*Aim of the exercise*:
When a line of the records contains "waterfall", copy it.

● ● ● ●

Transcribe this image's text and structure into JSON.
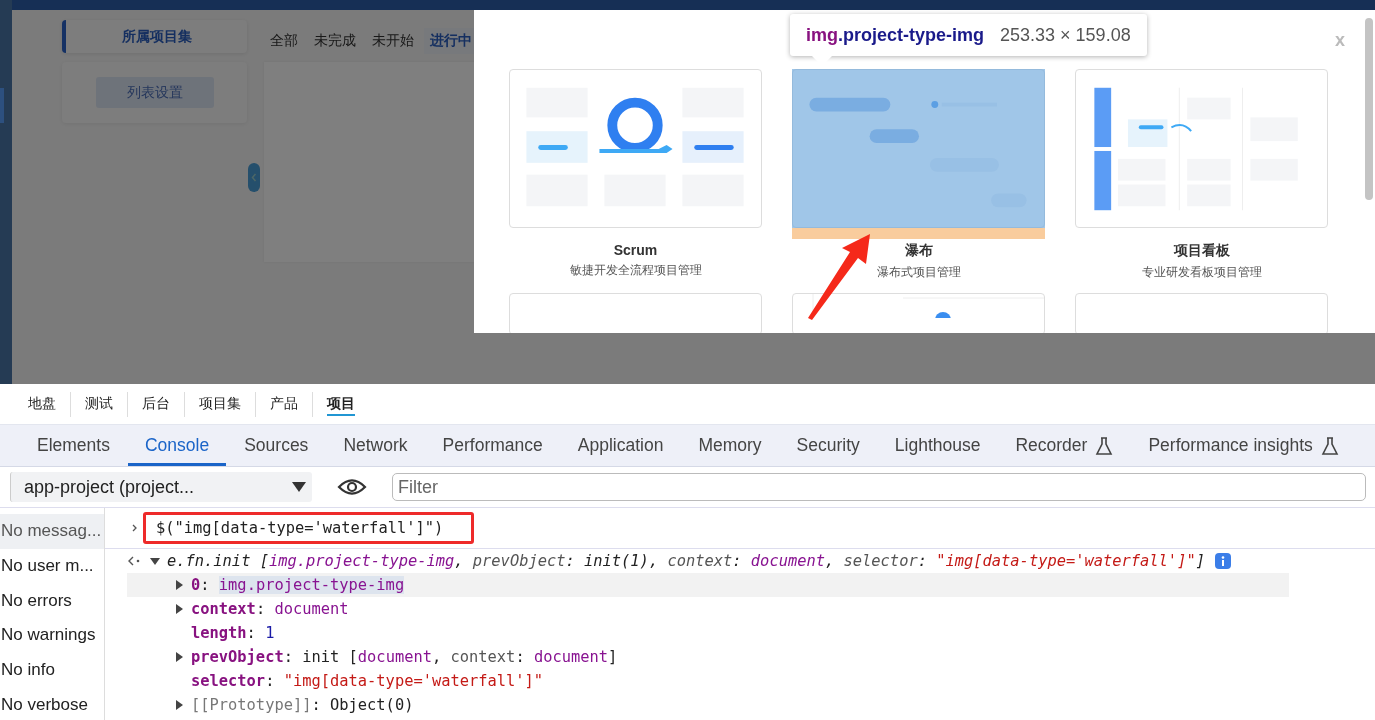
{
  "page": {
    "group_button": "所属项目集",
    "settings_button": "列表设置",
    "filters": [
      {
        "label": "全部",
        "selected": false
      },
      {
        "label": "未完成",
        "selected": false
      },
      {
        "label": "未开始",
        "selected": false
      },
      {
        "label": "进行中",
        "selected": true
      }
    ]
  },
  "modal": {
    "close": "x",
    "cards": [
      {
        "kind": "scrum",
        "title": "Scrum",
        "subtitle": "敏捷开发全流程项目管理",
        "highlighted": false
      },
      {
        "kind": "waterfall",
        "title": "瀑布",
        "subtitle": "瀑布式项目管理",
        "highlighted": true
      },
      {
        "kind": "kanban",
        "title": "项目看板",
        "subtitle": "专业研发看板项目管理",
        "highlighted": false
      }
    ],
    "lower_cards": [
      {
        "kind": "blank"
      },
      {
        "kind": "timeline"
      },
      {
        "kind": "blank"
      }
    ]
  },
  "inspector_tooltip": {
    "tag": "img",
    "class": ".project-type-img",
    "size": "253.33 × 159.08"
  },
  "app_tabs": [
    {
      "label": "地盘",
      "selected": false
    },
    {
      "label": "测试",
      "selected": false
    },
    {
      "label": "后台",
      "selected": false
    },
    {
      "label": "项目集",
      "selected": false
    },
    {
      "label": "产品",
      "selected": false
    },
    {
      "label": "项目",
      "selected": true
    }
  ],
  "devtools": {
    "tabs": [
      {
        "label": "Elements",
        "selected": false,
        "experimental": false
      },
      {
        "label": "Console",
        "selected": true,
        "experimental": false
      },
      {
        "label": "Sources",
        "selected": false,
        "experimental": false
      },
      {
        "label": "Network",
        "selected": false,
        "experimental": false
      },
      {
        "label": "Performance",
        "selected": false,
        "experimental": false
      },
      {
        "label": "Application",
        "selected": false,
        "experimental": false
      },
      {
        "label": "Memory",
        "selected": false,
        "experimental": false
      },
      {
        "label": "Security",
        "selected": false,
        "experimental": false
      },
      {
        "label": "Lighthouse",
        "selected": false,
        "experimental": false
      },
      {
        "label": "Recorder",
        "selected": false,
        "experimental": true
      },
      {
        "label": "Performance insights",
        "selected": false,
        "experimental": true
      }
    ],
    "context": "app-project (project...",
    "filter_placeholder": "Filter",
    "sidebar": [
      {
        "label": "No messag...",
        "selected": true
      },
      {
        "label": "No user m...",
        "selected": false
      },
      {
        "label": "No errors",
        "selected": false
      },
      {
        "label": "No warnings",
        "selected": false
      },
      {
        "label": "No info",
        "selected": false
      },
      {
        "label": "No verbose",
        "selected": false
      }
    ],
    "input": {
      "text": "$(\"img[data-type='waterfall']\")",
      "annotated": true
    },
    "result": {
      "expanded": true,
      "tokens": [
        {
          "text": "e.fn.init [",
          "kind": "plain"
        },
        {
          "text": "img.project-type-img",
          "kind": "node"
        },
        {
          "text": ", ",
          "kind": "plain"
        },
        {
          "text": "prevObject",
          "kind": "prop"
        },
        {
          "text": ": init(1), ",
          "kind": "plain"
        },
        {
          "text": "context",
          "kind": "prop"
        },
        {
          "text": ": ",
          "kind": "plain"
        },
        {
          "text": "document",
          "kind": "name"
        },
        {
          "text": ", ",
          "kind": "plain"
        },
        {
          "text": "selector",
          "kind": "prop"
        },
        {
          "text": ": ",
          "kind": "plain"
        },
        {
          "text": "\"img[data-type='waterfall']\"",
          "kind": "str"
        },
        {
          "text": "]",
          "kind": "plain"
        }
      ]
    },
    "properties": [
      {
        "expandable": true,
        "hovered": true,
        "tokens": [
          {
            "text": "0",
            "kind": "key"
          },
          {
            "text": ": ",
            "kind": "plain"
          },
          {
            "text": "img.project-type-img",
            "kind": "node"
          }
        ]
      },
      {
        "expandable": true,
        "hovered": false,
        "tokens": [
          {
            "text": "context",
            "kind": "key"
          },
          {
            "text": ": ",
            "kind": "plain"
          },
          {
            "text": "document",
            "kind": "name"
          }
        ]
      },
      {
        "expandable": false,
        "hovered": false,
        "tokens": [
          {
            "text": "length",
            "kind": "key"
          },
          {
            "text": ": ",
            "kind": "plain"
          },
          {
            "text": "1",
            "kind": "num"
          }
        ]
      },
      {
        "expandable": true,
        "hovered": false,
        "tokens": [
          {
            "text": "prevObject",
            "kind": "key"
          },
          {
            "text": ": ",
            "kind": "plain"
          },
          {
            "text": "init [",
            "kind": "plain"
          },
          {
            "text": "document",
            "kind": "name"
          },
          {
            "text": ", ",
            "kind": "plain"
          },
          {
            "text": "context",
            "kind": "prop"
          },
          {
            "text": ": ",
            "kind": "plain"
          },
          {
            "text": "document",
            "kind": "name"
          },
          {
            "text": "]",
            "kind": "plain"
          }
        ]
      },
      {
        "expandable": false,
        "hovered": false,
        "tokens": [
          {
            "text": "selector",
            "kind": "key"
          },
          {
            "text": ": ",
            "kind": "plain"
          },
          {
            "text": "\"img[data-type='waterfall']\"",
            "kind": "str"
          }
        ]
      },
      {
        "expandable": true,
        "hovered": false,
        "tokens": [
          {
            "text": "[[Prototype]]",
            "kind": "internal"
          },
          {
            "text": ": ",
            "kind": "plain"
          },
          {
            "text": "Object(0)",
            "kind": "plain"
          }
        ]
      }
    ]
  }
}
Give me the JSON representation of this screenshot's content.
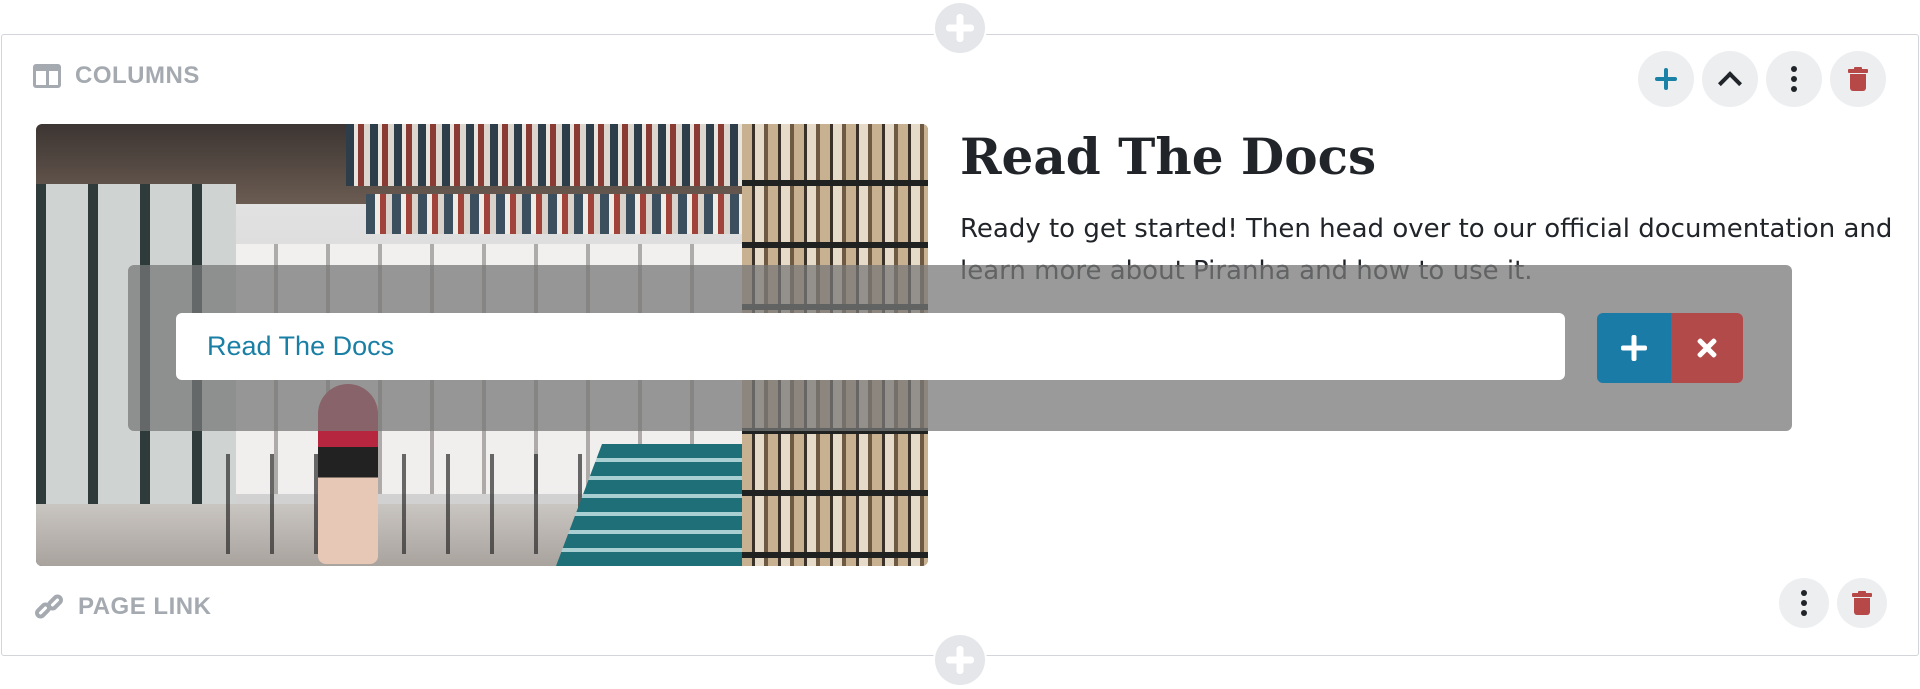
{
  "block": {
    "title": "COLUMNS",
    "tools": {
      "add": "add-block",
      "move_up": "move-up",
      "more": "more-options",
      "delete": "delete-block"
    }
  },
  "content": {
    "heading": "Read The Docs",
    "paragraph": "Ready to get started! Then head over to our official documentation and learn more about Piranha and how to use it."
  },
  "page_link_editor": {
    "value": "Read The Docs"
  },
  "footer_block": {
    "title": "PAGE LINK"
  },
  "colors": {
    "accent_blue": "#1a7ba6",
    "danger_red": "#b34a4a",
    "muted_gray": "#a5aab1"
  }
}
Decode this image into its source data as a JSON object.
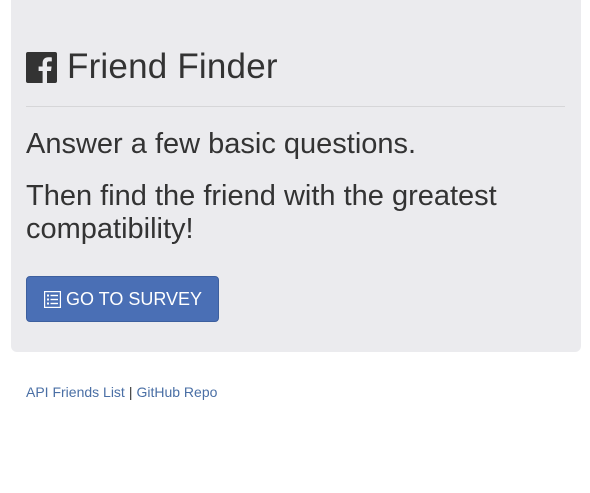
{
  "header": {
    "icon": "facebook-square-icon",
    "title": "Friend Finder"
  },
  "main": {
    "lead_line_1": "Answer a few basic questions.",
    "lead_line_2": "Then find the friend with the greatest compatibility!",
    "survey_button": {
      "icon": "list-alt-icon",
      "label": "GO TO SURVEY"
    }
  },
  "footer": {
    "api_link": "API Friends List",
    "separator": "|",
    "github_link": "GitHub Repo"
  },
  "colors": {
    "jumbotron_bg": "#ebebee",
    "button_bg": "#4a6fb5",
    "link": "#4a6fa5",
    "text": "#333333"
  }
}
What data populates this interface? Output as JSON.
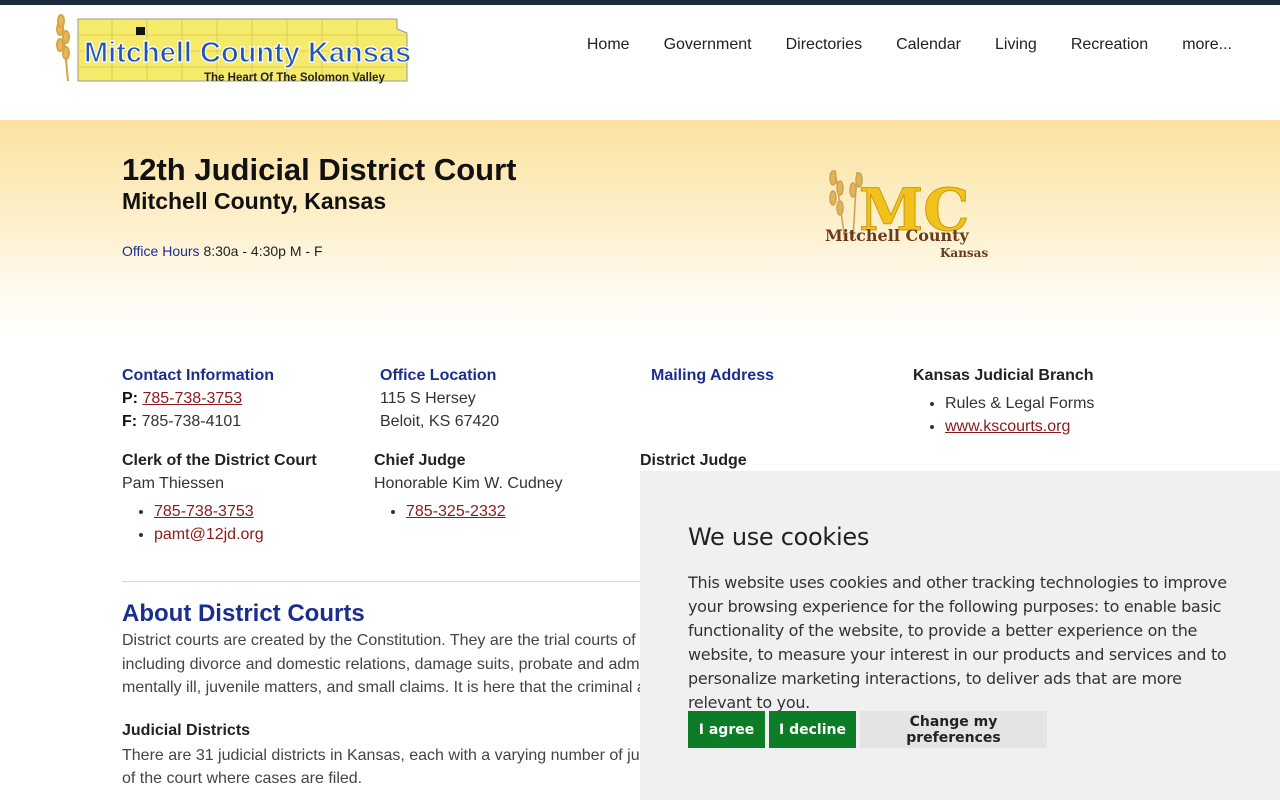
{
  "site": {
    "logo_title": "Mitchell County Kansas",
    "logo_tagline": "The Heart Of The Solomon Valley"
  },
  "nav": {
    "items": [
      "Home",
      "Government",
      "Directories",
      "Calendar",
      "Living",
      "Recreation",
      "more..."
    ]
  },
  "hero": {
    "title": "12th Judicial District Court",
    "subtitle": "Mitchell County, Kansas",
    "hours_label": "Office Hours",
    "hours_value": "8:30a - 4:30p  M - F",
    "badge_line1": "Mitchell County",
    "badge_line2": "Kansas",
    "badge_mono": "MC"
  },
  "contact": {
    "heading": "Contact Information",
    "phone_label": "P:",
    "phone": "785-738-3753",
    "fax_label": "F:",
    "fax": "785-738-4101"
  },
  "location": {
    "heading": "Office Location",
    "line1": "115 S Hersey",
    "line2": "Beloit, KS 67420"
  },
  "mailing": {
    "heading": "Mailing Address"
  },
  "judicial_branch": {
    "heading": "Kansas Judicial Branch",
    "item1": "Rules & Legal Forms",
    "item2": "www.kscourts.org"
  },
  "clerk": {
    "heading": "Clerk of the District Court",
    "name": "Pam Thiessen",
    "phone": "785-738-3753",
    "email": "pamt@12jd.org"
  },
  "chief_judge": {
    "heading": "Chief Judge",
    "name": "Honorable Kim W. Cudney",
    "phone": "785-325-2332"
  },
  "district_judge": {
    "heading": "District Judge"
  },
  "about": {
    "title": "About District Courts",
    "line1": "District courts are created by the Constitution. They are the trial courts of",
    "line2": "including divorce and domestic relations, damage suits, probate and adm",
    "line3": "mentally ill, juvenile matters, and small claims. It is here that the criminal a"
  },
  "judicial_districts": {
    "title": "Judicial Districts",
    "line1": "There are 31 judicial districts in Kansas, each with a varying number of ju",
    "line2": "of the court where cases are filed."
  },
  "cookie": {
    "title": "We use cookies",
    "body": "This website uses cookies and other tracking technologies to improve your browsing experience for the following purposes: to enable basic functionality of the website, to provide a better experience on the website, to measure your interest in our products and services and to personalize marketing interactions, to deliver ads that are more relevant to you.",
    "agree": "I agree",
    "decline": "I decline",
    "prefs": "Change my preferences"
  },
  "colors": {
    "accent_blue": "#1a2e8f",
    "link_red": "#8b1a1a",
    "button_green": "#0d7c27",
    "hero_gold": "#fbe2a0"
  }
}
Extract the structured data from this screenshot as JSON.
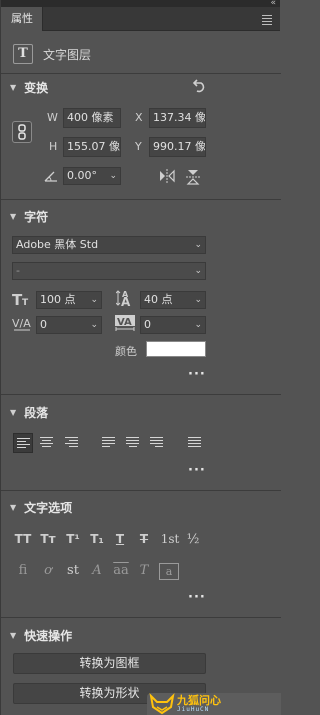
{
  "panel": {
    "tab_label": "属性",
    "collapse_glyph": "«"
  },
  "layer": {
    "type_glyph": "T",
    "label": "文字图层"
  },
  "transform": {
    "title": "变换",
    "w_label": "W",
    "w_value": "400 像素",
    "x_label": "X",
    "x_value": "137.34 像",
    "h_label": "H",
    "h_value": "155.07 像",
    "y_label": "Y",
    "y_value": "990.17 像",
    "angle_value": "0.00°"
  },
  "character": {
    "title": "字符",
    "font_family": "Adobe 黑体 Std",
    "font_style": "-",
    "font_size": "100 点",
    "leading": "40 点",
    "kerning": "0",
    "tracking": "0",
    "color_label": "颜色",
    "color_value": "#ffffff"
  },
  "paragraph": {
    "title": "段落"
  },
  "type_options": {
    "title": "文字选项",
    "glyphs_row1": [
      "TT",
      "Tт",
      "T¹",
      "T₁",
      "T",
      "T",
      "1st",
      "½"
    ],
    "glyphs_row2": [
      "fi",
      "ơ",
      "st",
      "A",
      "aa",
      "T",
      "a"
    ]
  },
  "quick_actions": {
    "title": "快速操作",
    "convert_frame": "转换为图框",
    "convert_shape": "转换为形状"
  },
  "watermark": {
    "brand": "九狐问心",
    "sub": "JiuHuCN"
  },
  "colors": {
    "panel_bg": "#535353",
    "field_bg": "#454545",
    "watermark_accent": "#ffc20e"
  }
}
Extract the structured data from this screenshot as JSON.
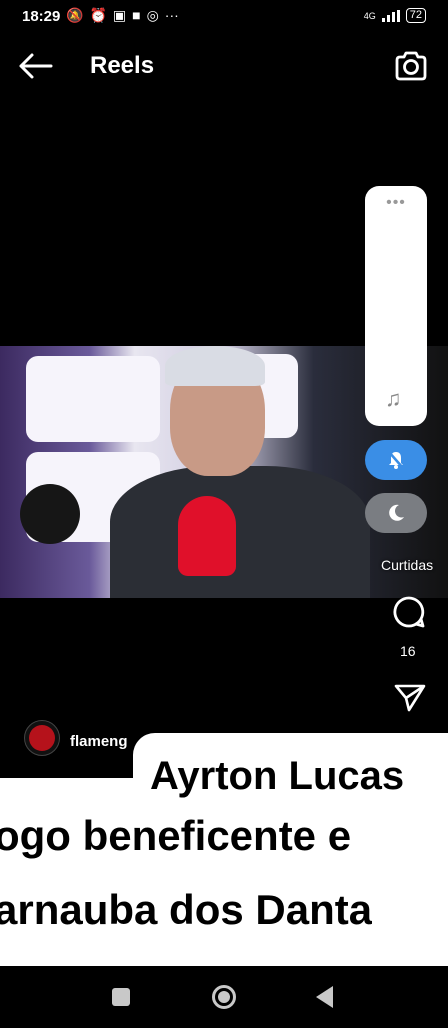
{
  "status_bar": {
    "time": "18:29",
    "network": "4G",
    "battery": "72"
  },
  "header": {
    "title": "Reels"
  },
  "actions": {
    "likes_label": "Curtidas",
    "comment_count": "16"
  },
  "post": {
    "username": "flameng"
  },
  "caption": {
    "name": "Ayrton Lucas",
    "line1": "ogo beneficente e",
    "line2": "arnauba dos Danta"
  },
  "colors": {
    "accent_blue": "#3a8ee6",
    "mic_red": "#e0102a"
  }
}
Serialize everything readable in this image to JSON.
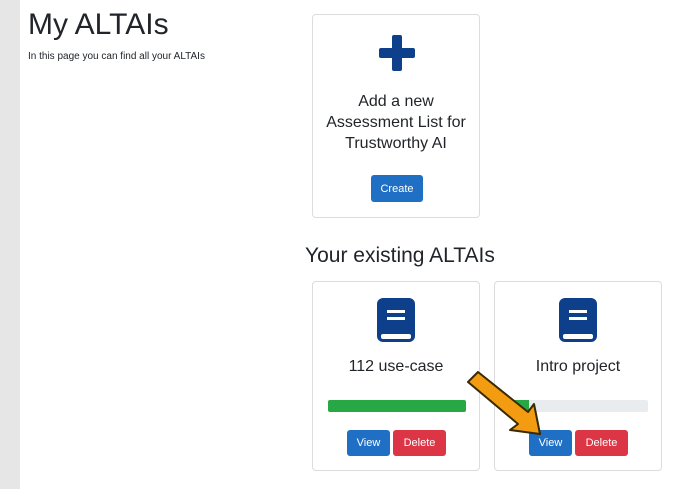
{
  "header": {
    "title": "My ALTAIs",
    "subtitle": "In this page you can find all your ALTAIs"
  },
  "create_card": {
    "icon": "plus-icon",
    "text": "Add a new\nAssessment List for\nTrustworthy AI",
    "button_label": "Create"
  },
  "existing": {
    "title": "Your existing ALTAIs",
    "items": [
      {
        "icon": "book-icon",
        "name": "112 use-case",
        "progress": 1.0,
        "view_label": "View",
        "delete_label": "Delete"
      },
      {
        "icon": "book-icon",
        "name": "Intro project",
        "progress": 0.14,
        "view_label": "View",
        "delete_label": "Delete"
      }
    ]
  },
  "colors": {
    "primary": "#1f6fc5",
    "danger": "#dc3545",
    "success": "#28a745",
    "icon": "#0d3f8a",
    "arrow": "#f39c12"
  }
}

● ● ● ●

*Answer for the task*:
        "kind": "waterfall",
      "text": "$(\"img[data-type='waterfall']\")",
          "text": "\"img[data-type='waterfall']\"",
            "text": "\"img[data-type='waterfall']\"",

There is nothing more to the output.